* Sculpture, perhaps, excepted.
supported, for the simple reason that it passionate songs—such as we have does not deserve support. We must here.f burn or bury the old models. We Passages such as this are worthy of need Art, as Art is now beginning to be the author of " Martin Faber:'understood :--that is to say, in place of absurd conventionalities we demand Soft, O how softly sleeping, principles founded in Nature and in Shadowed by beauty, she lies, The common
Dreams as of rapture creeping,
Smile by smile, over her eyes. even of the mob, can no longer be affronted, night after night, with impuni And this, in reference to a ship bety. If, for example, a play-wright calmed, is natural and forcible : will persist in making a hero deiver on the stage a soliloquy such as was solilo A world, from all the world apart, quized by no human being in ordinary Chained idly on the sea! life-ranting transcendentalism at the How droops the eye-how sinks the heart,
Vain wishing to be free! audience as nothing conceivable ever How dread the fear that fills the thought, before ranted, short of a Piankitank can That winds may never rise didate for Congress-splitting the ears To wajt us from this ucary spot of the house and endangering the lives
Beneath these burning skies! of the orchestra, the while that a confidential friend who holds him by the
This again is exceedingly spirited :shoulder is supposed not to hear a syl
Now are the winds about us in their glee, lable of all that is said :—if the play
Tossing the slender tree; wright, I say, will persist in perpetra Whirling the sands about his furious car ting these atrocities, and a hundred March cometh from afar, worse, for no better reason than that Breaks the sealed magic of old Winter's
dreams there were people simple enough to And rends his glassy streams. perpetrate them five hundred years ago—if he will do this, and will not do
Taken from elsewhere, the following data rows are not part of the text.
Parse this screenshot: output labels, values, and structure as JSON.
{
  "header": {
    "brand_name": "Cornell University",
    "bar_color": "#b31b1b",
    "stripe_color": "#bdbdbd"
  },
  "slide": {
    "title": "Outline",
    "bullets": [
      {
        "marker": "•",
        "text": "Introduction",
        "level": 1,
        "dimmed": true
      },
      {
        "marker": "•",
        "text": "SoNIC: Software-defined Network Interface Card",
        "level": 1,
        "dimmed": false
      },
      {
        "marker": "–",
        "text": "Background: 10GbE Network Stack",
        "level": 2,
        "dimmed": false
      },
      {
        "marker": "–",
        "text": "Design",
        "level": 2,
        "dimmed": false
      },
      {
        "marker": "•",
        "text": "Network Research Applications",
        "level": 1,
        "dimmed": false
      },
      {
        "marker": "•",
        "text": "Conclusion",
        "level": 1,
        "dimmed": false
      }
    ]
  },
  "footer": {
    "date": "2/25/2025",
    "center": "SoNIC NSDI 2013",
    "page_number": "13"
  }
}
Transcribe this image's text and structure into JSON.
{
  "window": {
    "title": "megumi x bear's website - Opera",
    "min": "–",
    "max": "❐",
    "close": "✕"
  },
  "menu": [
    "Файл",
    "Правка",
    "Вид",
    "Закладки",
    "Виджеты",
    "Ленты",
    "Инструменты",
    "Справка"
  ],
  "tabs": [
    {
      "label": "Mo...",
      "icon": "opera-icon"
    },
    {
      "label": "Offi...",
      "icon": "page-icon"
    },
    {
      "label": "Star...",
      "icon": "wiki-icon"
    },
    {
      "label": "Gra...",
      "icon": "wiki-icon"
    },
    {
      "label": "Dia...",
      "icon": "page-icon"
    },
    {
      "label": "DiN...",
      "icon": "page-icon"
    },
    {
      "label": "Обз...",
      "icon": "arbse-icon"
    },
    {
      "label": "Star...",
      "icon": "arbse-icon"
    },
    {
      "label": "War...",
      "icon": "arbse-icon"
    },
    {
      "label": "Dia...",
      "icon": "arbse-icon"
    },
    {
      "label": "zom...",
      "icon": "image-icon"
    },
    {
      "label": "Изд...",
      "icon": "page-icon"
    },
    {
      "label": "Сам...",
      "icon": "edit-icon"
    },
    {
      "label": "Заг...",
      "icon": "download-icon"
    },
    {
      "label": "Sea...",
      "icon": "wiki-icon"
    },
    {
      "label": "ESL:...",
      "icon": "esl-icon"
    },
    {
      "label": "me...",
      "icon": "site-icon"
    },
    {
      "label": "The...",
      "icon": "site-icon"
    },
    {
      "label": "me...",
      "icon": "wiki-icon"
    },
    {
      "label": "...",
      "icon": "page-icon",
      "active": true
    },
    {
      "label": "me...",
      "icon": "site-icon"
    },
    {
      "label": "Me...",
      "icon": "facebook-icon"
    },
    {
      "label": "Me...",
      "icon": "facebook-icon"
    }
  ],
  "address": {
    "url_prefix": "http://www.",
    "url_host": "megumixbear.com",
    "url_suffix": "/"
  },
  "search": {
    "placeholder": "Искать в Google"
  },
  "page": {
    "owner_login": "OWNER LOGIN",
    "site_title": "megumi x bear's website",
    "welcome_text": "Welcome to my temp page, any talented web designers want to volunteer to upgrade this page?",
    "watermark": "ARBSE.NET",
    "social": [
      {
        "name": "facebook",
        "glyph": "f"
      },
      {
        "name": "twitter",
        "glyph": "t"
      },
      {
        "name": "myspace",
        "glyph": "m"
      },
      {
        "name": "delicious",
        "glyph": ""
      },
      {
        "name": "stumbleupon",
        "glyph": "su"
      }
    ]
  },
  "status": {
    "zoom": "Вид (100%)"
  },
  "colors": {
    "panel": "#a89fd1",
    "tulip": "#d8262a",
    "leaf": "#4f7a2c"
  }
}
By the way, how happens it, in the anything else to the end of time—what melodious stanza which follows, (taken right has he, I demand, to look any hon- from an " Indian Serenade that the est man in the face, and talk to him
sonorous Samanu has been set aside for about what he calls “ the decline of the the far less musical and less effective drama ?"
'Tis the wail for life they waken “ The Alphadelphia Tocsin !"**
By Bonita's silver shore(Phæbus, what a name to fill the sound With the tempest it is skaken: ing trump of future fame!) and de The wide ocean is in motion, voted to the interest of the laboring
And the song is heard no more. classes !"-by which, I presume, are intended the classes who have to pro
When in the mouth of Vasco Nunez, nounce, every mornin the great appel- in “ The Damsel of Darien” (its aulation of the paper itself. Such a work thor's least meritorious novel, by the should not want editors, and according- bye) the like originally ran, ly we are informed that it has eight. What on earth is the meaning of Alph
By Samana's yielding shore. adelphia ? Is the " Alphadelphia Tocsin" the tocsin of the city of the double
Sounding shore would have been A's?—if so, the idea is too easily slip- still better. Altogether I prefer this ped into that of the A double S.
• Indian Serenade” to any of Mr. Simms' poems,
These and other imitations, however, I fully agree with Simms (W. Gil- are but the inevitable sins of the youth more) that the Provençal troubadour of genius—which invariably begins its had, 'in his melodious vocabulary, no career by imitation-animitation, nevertitle more appropriate than the Cuban theless, interspersed with vivid origin“Areytos” for a collection of tender or ality. I think I have before observed
* Title of a new journal published at Alphadelphia, Michigan.